TASK STATEMENT ▸ Word-for-word reproduction, images excluded: copy every entry below.

[[ SUPPLIED DATA open ]]

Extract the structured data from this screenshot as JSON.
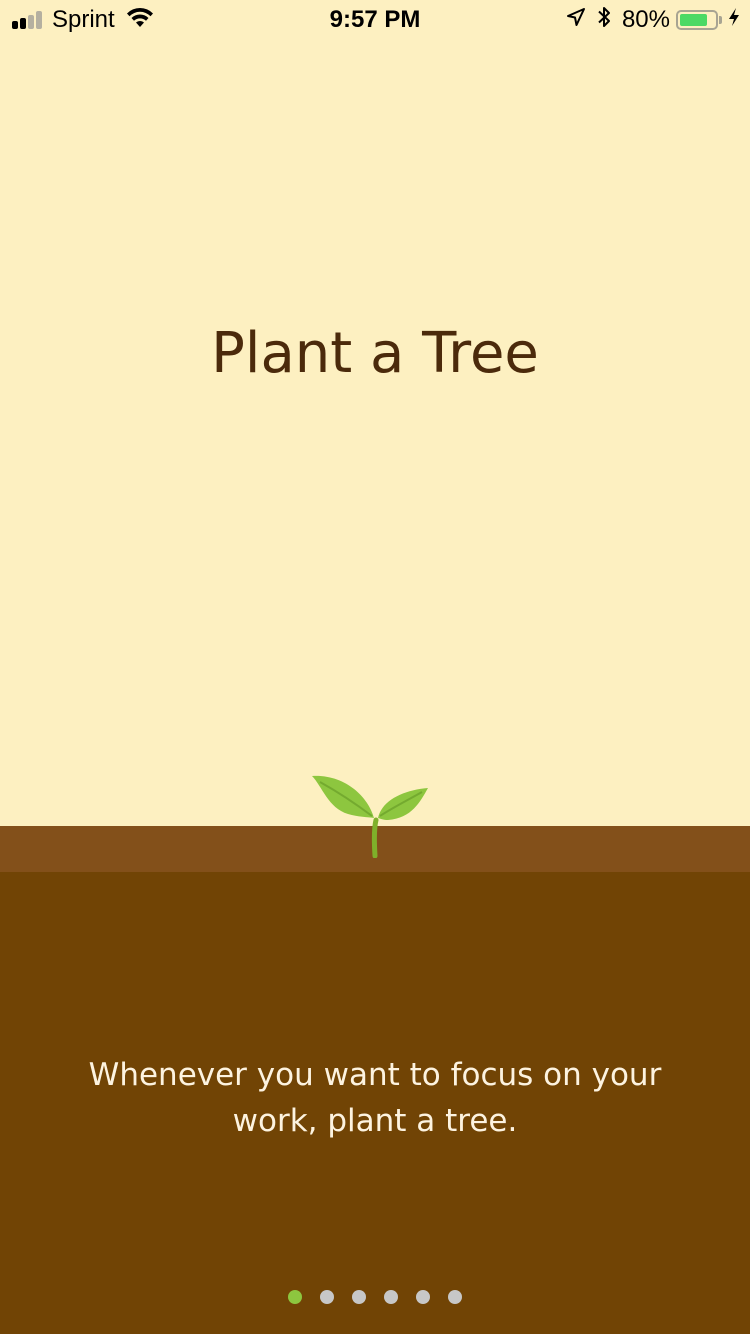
{
  "status_bar": {
    "carrier": "Sprint",
    "time": "9:57 PM",
    "battery_percent": "80%",
    "battery_level": 0.8,
    "signal_bars": 2,
    "signal_max": 4,
    "icons": [
      "signal-icon",
      "wifi-icon",
      "location-arrow-icon",
      "bluetooth-icon",
      "battery-icon",
      "charging-bolt-icon"
    ]
  },
  "onboarding": {
    "title": "Plant a Tree",
    "description": "Whenever you want to focus on your work, plant a tree.",
    "illustration": "sprout-icon",
    "page_count": 6,
    "current_page": 1
  },
  "colors": {
    "sky": "#fdf0c1",
    "ground": "#714405",
    "ground_top": "#83501a",
    "title_text": "#4b2a0b",
    "body_text": "#fdf3e0",
    "sprout": "#8dc63f",
    "dot_active": "#8dc63f",
    "dot_inactive": "#c7c7c7"
  }
}
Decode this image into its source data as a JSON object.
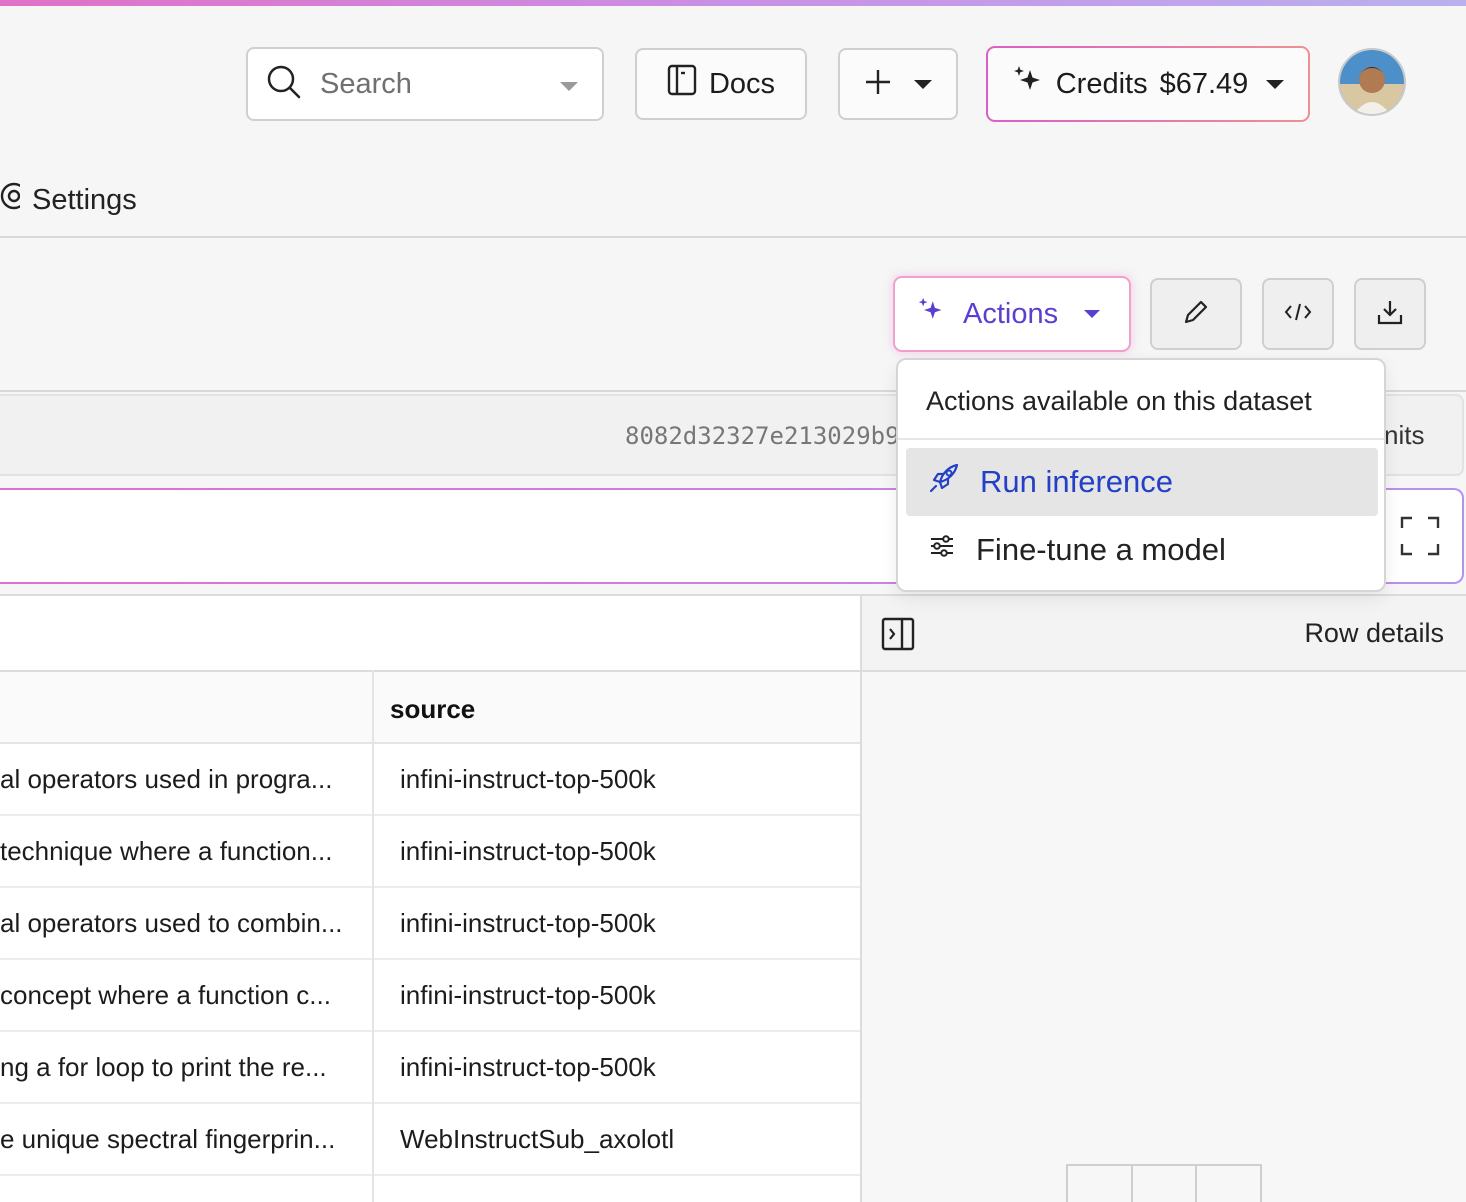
{
  "header": {
    "search_placeholder": "Search",
    "docs_label": "Docs",
    "credits_label": "Credits",
    "credits_value": "$67.49"
  },
  "nav": {
    "settings_label": "Settings"
  },
  "toolbar": {
    "actions_label": "Actions"
  },
  "commit": {
    "hash": "8082d32327e213029b9",
    "suffix": "nits"
  },
  "dropdown": {
    "heading": "Actions available on this dataset",
    "items": [
      {
        "label": "Run inference",
        "icon": "rocket-icon",
        "active": true
      },
      {
        "label": "Fine-tune a model",
        "icon": "sliders-icon",
        "active": false
      }
    ]
  },
  "table": {
    "columns": [
      "source"
    ],
    "rows": [
      {
        "text": "al operators used in progra...",
        "source": "infini-instruct-top-500k"
      },
      {
        "text": " technique where a function...",
        "source": "infini-instruct-top-500k"
      },
      {
        "text": "al operators used to combin...",
        "source": "infini-instruct-top-500k"
      },
      {
        "text": " concept where a function c...",
        "source": "infini-instruct-top-500k"
      },
      {
        "text": "ng a for loop to print the re...",
        "source": "infini-instruct-top-500k"
      },
      {
        "text": "e unique spectral fingerprin...",
        "source": "WebInstructSub_axolotl"
      }
    ]
  },
  "details": {
    "title": "Row details"
  },
  "colors": {
    "accent_purple": "#5b3fd1",
    "active_blue": "#2340c6",
    "gradient_pink": "#e071c6"
  }
}
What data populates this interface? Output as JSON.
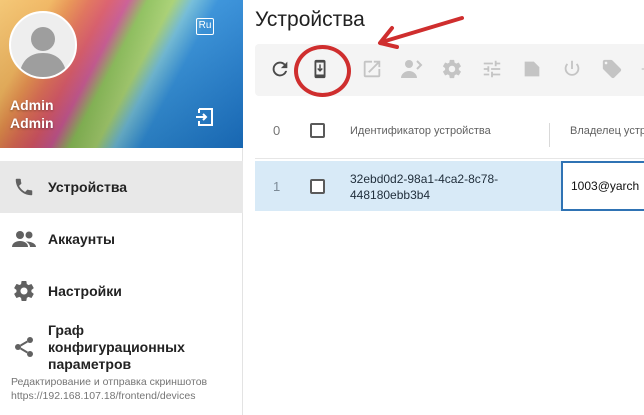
{
  "profile": {
    "first_name": "Admin",
    "last_name": "Admin",
    "lang_label": "Ru",
    "avatar_icon": "user-silhouette-icon",
    "logout_icon": "logout-icon"
  },
  "sidebar": {
    "items": [
      {
        "label": "Устройства",
        "icon": "phone-icon",
        "active": true
      },
      {
        "label": "Аккаунты",
        "icon": "people-icon",
        "active": false
      },
      {
        "label": "Настройки",
        "icon": "gear-icon",
        "active": false
      },
      {
        "label": "Граф конфигурационных параметров",
        "icon": "share-icon",
        "active": false
      }
    ],
    "footer_line1": "Редактирование и отправка скриншотов",
    "footer_line2": "https://192.168.107.18/frontend/devices"
  },
  "main": {
    "title": "Устройства",
    "toolbar": [
      {
        "icon": "refresh-icon",
        "enabled": true
      },
      {
        "icon": "download-device-icon",
        "enabled": true
      },
      {
        "icon": "open-external-icon",
        "enabled": false
      },
      {
        "icon": "assign-user-icon",
        "enabled": false
      },
      {
        "icon": "gear-icon",
        "enabled": false
      },
      {
        "icon": "sliders-icon",
        "enabled": false
      },
      {
        "icon": "folder-icon",
        "enabled": false
      },
      {
        "icon": "power-icon",
        "enabled": false
      },
      {
        "icon": "tag-icon",
        "enabled": false
      }
    ],
    "table": {
      "header_count": "0",
      "columns": [
        "Идентификатор устройства",
        "Владелец устр"
      ],
      "rows": [
        {
          "num": "1",
          "id": "32ebd0d2-98a1-4ca2-8c78-448180ebb3b4",
          "owner": "1003@yarch"
        }
      ]
    }
  },
  "colors": {
    "accent": "#2f73b4",
    "row_selected": "#d8eaf7",
    "annotation": "#cf2e2e",
    "sidebar_active": "#e8e8e8"
  }
}
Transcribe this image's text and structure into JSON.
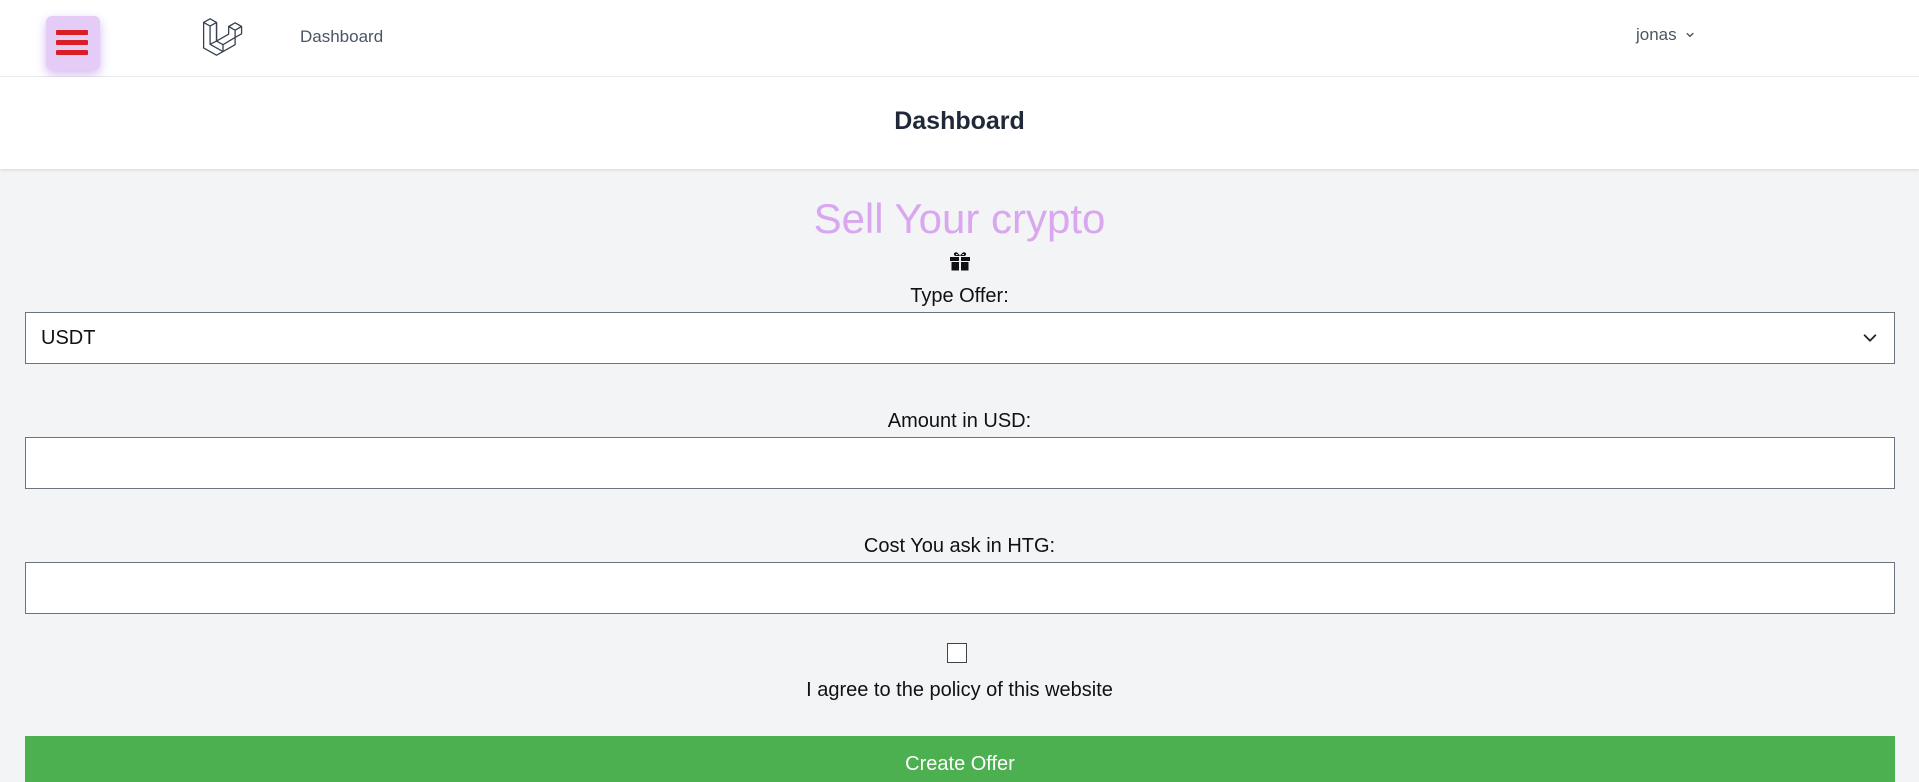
{
  "nav": {
    "links": [
      {
        "label": "Dashboard"
      }
    ],
    "user": {
      "name": "jonas"
    },
    "icons": {
      "menu": "hamburger-menu-icon",
      "logo": "laravel-logo",
      "user_dropdown": "chevron-down-icon"
    },
    "colors": {
      "menu_bg": "#e5ccf6",
      "menu_bars": "#d81f26"
    }
  },
  "header": {
    "title": "Dashboard"
  },
  "form": {
    "title": "Sell Your crypto",
    "title_color": "#d9a6f0",
    "title_icon": "gift-icon",
    "type_offer": {
      "label": "Type Offer:",
      "value": "USDT",
      "icon": "chevron-down-icon"
    },
    "amount_usd": {
      "label": "Amount in USD:",
      "value": "",
      "placeholder": ""
    },
    "cost_htg": {
      "label": "Cost You ask in HTG:",
      "value": "",
      "placeholder": ""
    },
    "policy": {
      "label": "I agree to the policy of this website",
      "checked": false
    },
    "submit": {
      "label": "Create Offer",
      "color": "#4caf50"
    }
  }
}
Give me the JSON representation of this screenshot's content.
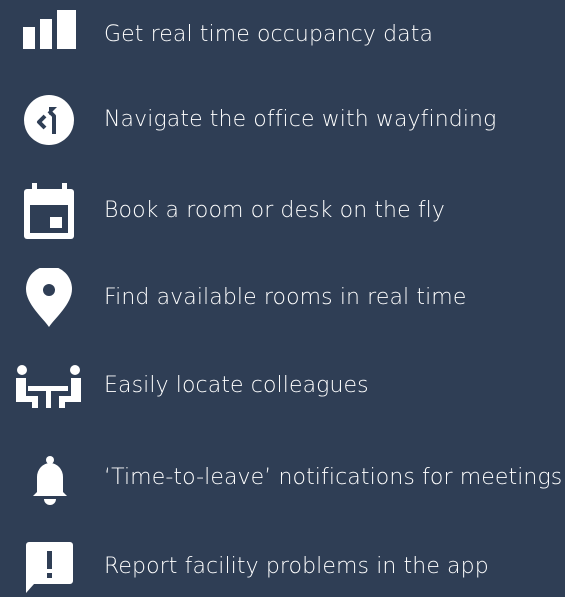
{
  "theme": {
    "background": "#2f3e55",
    "icon_color": "#ffffff",
    "text_color": "#ffffff"
  },
  "features": [
    {
      "icon": "bar-chart-icon",
      "label": "Get real time occupancy data"
    },
    {
      "icon": "wayfinding-icon",
      "label": "Navigate the office with wayfinding"
    },
    {
      "icon": "calendar-icon",
      "label": "Book a room or desk on the fly"
    },
    {
      "icon": "location-pin-icon",
      "label": "Find available rooms in real time"
    },
    {
      "icon": "colleagues-icon",
      "label": "Easily locate colleagues"
    },
    {
      "icon": "bell-icon",
      "label": "‘Time-to-leave’ notifications for meetings"
    },
    {
      "icon": "report-problem-icon",
      "label": "Report facility problems in the app"
    }
  ]
}
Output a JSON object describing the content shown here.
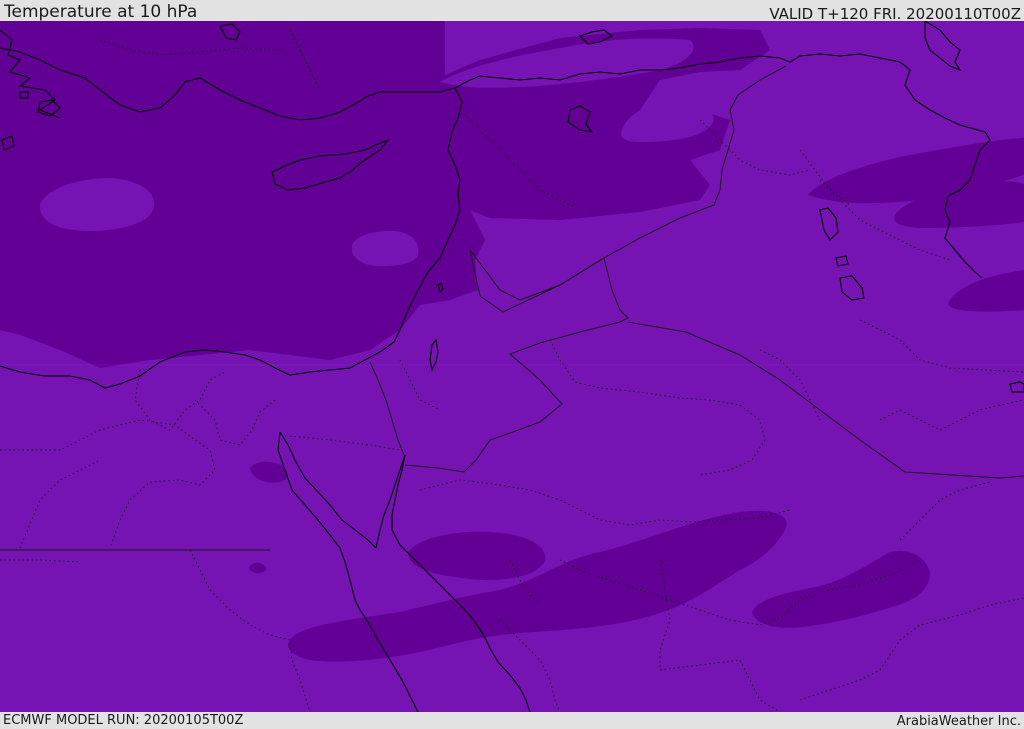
{
  "header": {
    "title": "Temperature at 10 hPa",
    "valid": "VALID T+120 FRI. 20200110T00Z"
  },
  "footer": {
    "model_run": "ECMWF MODEL RUN: 20200105T00Z",
    "credit": "ArabiaWeather Inc."
  },
  "map": {
    "colors": {
      "band_dark": "#620095",
      "band_light": "#7513b3",
      "band_pale": "#8321c1",
      "coastline": "#000000",
      "border": "#1a1a1a"
    }
  }
}
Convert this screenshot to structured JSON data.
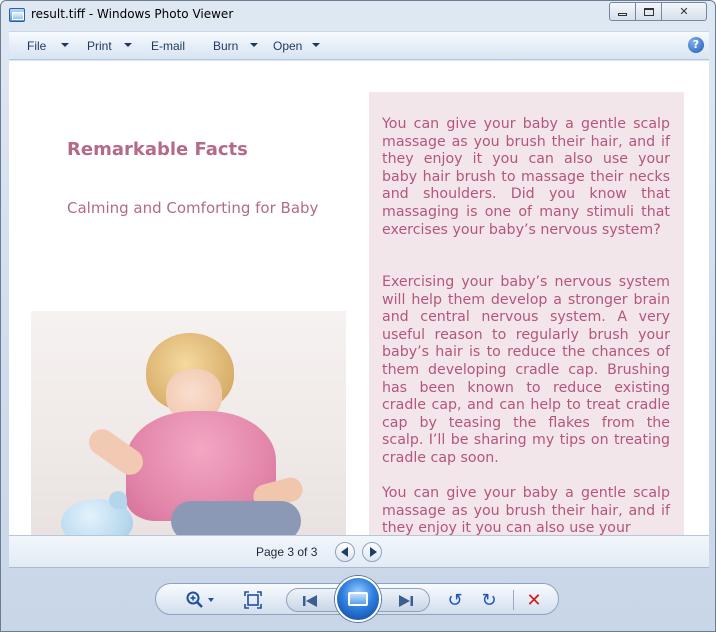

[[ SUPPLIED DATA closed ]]

WRITTEN ANSWER ▸
Extract the structured data from this screenshot as JSON.
{
  "status_bar": {
    "carrier": "Sprint",
    "time": "9:57 PM",
    "battery_percent": "80%",
    "battery_level": 0.8,
    "signal_bars": 2,
    "signal_max": 4,
    "icons": [
      "signal-icon",
      "wifi-icon",
      "location-arrow-icon",
      "bluetooth-icon",
      "battery-icon",
      "charging-bolt-icon"
    ]
  },
  "onboarding": {
    "title": "Plant a Tree",
    "description": "Whenever you want to focus on your work, plant a tree.",
    "illustration": "sprout-icon",
    "page_count": 6,
    "current_page": 1
  },
  "colors": {
    "sky": "#fdf0c1",
    "ground": "#714405",
    "ground_top": "#83501a",
    "title_text": "#4b2a0b",
    "body_text": "#fdf3e0",
    "sprout": "#8dc63f",
    "dot_active": "#8dc63f",
    "dot_inactive": "#c7c7c7"
  }
}
Decode this image into its source data as a JSON object.
{
  "header": {
    "search_placeholder": "Search",
    "docs_label": "Docs",
    "credits_label": "Credits",
    "credits_value": "$67.49"
  },
  "nav": {
    "settings_label": "Settings"
  },
  "toolbar": {
    "actions_label": "Actions"
  },
  "commit": {
    "hash": "8082d32327e213029b9",
    "suffix": "nits"
  },
  "dropdown": {
    "heading": "Actions available on this dataset",
    "items": [
      {
        "label": "Run inference",
        "icon": "rocket-icon",
        "active": true
      },
      {
        "label": "Fine-tune a model",
        "icon": "sliders-icon",
        "active": false
      }
    ]
  },
  "table": {
    "columns": [
      "source"
    ],
    "rows": [
      {
        "text": "al operators used in progra...",
        "source": "infini-instruct-top-500k"
      },
      {
        "text": " technique where a function...",
        "source": "infini-instruct-top-500k"
      },
      {
        "text": "al operators used to combin...",
        "source": "infini-instruct-top-500k"
      },
      {
        "text": " concept where a function c...",
        "source": "infini-instruct-top-500k"
      },
      {
        "text": "ng a for loop to print the re...",
        "source": "infini-instruct-top-500k"
      },
      {
        "text": "e unique spectral fingerprin...",
        "source": "WebInstructSub_axolotl"
      }
    ]
  },
  "details": {
    "title": "Row details"
  },
  "colors": {
    "accent_purple": "#5b3fd1",
    "active_blue": "#2340c6",
    "gradient_pink": "#e071c6"
  }
}
What data populates this interface? Output as JSON.
{
  "profile": {
    "first_name": "Admin",
    "last_name": "Admin",
    "lang_label": "Ru",
    "avatar_icon": "user-silhouette-icon",
    "logout_icon": "logout-icon"
  },
  "sidebar": {
    "items": [
      {
        "label": "Устройства",
        "icon": "phone-icon",
        "active": true
      },
      {
        "label": "Аккаунты",
        "icon": "people-icon",
        "active": false
      },
      {
        "label": "Настройки",
        "icon": "gear-icon",
        "active": false
      },
      {
        "label": "Граф конфигурационных параметров",
        "icon": "share-icon",
        "active": false
      }
    ],
    "footer_line1": "Редактирование и отправка скриншотов",
    "footer_line2": "https://192.168.107.18/frontend/devices"
  },
  "main": {
    "title": "Устройства",
    "toolbar": [
      {
        "icon": "refresh-icon",
        "enabled": true
      },
      {
        "icon": "download-device-icon",
        "enabled": true
      },
      {
        "icon": "open-external-icon",
        "enabled": false
      },
      {
        "icon": "assign-user-icon",
        "enabled": false
      },
      {
        "icon": "gear-icon",
        "enabled": false
      },
      {
        "icon": "sliders-icon",
        "enabled": false
      },
      {
        "icon": "folder-icon",
        "enabled": false
      },
      {
        "icon": "power-icon",
        "enabled": false
      },
      {
        "icon": "tag-icon",
        "enabled": false
      }
    ],
    "table": {
      "header_count": "0",
      "columns": [
        "Идентификатор устройства",
        "Владелец устр"
      ],
      "rows": [
        {
          "num": "1",
          "id": "32ebd0d2-98a1-4ca2-8c78-448180ebb3b4",
          "owner": "1003@yarch"
        }
      ]
    }
  },
  "colors": {
    "accent": "#2f73b4",
    "row_selected": "#d8eaf7",
    "annotation": "#cf2e2e",
    "sidebar_active": "#e8e8e8"
  }
}
Transcribe this image's text and structure into JSON.
{
  "nav": {
    "links": [
      {
        "label": "Dashboard"
      }
    ],
    "user": {
      "name": "jonas"
    },
    "icons": {
      "menu": "hamburger-menu-icon",
      "logo": "laravel-logo",
      "user_dropdown": "chevron-down-icon"
    },
    "colors": {
      "menu_bg": "#e5ccf6",
      "menu_bars": "#d81f26"
    }
  },
  "header": {
    "title": "Dashboard"
  },
  "form": {
    "title": "Sell Your crypto",
    "title_color": "#d9a6f0",
    "title_icon": "gift-icon",
    "type_offer": {
      "label": "Type Offer:",
      "value": "USDT",
      "icon": "chevron-down-icon"
    },
    "amount_usd": {
      "label": "Amount in USD:",
      "value": "",
      "placeholder": ""
    },
    "cost_htg": {
      "label": "Cost You ask in HTG:",
      "value": "",
      "placeholder": ""
    },
    "policy": {
      "label": "I agree to the policy of this website",
      "checked": false
    },
    "submit": {
      "label": "Create Offer",
      "color": "#4caf50"
    }
  }
}
Give me the JSON representation of this screenshot's content.
{
  "theme": {
    "background": "#2f3e55",
    "icon_color": "#ffffff",
    "text_color": "#ffffff"
  },
  "features": [
    {
      "icon": "bar-chart-icon",
      "label": "Get real time occupancy data"
    },
    {
      "icon": "wayfinding-icon",
      "label": "Navigate the office with wayfinding"
    },
    {
      "icon": "calendar-icon",
      "label": "Book a room or desk on the fly"
    },
    {
      "icon": "location-pin-icon",
      "label": "Find available rooms in real time"
    },
    {
      "icon": "colleagues-icon",
      "label": "Easily locate colleagues"
    },
    {
      "icon": "bell-icon",
      "label": "‘Time-to-leave’ notifications for meetings"
    },
    {
      "icon": "report-problem-icon",
      "label": "Report facility problems in the app"
    }
  ]
}
Output a JSON object describing the content shown here.
{
  "header": {
    "title": "Temperature at 10 hPa",
    "valid": "VALID T+120 FRI. 20200110T00Z"
  },
  "footer": {
    "model_run": "ECMWF MODEL RUN: 20200105T00Z",
    "credit": "ArabiaWeather Inc."
  },
  "map": {
    "colors": {
      "band_dark": "#620095",
      "band_light": "#7513b3",
      "band_pale": "#8321c1",
      "coastline": "#000000",
      "border": "#1a1a1a"
    }
  }
}
Convert this screenshot to structured JSON data.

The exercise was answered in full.